Employing a consistently competence-first (i.e., not content-first) orientation to curriculum and course design opens up student choices on how to gain these competences, which in turn supports transparent and fair recognition of ECTS. A tool often used to support a competence orientation in study programs is grouping them within mandatory modules while also allowing for more flexible competence attainment (e.g., in non-program electives).
As described in the European Commission ECTS Users' Guide, a module is a "self-contained, formally structured learning experience. It should have a coherent and explicit set of learning outcomes, expressed in terms of competences to be obtained, and appropriate assessment criteria". This means not defining subject-specific competences, but rather emphasizing competences irrespective of field and related to a student's attitudes, values, motivation, and volition. Regardless of your role in delivering education, your students will need much more than content knowledge to be ready to address societies greatest challenges (in Europe and beyond).  

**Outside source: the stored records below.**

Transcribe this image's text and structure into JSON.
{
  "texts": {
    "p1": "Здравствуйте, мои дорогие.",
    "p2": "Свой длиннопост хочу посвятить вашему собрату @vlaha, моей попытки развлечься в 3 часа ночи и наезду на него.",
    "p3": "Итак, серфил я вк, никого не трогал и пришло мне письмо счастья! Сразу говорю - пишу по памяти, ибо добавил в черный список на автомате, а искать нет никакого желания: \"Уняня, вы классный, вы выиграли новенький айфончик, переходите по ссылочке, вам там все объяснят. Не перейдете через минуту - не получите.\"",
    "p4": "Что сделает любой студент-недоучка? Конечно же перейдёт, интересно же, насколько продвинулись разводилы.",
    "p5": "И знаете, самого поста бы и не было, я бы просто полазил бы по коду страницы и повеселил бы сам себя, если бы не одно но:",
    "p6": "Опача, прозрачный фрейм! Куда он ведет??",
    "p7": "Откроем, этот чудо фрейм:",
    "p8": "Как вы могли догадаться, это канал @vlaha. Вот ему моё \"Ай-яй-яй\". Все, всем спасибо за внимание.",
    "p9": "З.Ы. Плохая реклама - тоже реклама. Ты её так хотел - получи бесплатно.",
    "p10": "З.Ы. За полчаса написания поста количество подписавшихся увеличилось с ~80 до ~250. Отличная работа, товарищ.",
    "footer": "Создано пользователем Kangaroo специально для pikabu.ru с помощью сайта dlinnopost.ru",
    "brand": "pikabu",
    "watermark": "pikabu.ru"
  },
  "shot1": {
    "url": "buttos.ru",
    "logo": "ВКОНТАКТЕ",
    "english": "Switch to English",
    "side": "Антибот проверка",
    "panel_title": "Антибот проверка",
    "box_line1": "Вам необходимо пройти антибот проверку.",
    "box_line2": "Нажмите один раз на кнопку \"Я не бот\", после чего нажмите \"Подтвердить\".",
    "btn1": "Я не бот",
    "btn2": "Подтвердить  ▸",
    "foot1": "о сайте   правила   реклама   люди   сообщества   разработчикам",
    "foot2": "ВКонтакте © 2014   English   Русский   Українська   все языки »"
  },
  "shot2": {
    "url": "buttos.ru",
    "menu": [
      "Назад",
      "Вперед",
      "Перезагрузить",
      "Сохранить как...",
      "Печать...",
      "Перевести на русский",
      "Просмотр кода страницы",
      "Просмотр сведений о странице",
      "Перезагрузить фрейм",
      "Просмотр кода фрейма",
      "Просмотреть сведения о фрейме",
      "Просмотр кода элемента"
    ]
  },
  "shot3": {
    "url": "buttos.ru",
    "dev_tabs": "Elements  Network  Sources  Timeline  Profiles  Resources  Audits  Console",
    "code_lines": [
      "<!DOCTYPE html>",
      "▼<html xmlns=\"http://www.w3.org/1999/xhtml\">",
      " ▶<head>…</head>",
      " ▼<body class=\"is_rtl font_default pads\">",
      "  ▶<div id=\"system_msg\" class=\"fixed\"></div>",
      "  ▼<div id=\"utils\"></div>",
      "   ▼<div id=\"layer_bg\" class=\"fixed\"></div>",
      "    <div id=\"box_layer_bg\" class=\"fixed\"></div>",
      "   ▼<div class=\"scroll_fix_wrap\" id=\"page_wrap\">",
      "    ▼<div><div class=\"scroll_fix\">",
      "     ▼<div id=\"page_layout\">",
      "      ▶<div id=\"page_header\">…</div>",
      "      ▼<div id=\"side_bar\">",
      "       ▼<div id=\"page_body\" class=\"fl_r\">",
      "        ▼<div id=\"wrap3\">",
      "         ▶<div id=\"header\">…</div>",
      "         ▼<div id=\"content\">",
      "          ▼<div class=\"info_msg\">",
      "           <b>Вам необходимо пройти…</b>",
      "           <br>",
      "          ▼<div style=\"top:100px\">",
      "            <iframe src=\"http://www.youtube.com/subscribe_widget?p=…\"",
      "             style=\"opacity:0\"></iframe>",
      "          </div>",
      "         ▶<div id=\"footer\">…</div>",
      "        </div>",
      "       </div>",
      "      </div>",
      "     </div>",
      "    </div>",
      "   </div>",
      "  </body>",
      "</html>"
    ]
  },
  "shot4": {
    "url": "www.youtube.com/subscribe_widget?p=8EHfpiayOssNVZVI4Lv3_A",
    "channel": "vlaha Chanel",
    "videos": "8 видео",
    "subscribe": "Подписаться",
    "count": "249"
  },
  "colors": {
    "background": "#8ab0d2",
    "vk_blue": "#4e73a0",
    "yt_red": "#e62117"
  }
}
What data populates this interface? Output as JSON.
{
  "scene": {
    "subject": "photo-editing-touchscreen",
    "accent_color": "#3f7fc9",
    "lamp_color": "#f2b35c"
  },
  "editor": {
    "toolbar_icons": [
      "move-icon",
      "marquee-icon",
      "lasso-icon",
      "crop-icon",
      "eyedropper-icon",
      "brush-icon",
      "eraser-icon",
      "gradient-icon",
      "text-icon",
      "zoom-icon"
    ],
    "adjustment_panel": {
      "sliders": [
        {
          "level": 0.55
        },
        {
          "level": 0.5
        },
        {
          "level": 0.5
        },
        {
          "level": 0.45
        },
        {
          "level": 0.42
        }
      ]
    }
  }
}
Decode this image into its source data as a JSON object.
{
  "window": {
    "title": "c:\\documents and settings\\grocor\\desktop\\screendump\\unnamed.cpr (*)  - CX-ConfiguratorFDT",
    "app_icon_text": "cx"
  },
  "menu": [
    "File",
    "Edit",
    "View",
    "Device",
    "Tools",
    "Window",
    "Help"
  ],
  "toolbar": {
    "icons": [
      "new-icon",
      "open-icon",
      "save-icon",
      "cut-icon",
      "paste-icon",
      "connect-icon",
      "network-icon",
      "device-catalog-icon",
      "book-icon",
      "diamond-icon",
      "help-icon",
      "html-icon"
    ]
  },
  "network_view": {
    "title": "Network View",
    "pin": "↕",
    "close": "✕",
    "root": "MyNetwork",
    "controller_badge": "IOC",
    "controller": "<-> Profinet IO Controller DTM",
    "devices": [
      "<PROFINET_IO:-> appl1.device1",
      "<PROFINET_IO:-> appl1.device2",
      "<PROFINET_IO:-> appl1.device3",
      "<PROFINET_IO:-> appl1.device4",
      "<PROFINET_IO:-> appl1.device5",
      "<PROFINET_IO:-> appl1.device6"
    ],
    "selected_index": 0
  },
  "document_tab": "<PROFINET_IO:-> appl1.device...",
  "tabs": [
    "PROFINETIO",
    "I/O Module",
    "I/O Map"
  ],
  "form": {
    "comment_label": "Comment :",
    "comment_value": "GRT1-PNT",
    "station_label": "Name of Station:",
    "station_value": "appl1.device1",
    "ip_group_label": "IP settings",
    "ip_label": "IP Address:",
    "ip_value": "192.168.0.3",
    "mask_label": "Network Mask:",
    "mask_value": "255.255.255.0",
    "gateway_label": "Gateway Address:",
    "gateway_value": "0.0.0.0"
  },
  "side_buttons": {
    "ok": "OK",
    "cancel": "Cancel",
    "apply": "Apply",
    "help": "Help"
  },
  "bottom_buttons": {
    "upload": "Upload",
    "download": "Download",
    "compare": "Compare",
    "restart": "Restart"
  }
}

At University College Freiburg, students could use EPICUR courses in their mandatory modules and their senior profile (see figure 1). This was possible due to the competence-based description of the UCF Modules leaving some flexibility in the courses that students can use to fulfill the module requirements. The UCF Modules are described in the  UCF Module Handbook.  An example of the senior profile module  shown below. Besides the competence orientation, the examination flexibility makes it possible for students to use a range of courses to fulfill the module requirements.  
UCF Senior profile module
The integration of courses from cross-disciplinary programmes is already a standard procedure for many study programmes. At the University of Freiburg, all Bachelor and Law students at the University of Freiburg have to complete a minimum of 8 ECTS (varying by programme) from the BOK (Berufsfeldorientierte Kompetenzen, i.e., profession-oriented skills) area to gain employment-related competencies during their university studies.
Achievements successfully completed within the framework of EPICUR can be used for the BOK area of the university of Freiburg’s Zentrum für Schlüsselqualifikationen (ZfS, Cernter for Key Qualifications), provided equivalence can be established. Before taking part in an EPICUR course, students need to contact the ZfS by e-mail with the course title, a module description, and their matriculation number. They then receive a positive or negative assessment of equivalence to the respective BOK area. After successful participation in the EPICUR offer, in the case of a positive assessment in advance, the ZfS issues a recognition recommendation for the students’ respective examination office, which decides if the credits will be recognised in the student's mandatory BOK area.
Such an approach could also be provided for other Liberal Arts and Sciences inspired course offers. The House of Competence (HoC) and the Zentrum für Angewandte Kulturwissenschaft (ZAK) at KIT could enable similar approaches.

Last edited: 26. Oct 2022, 10:21, [sr1149@uni-freiburg.de]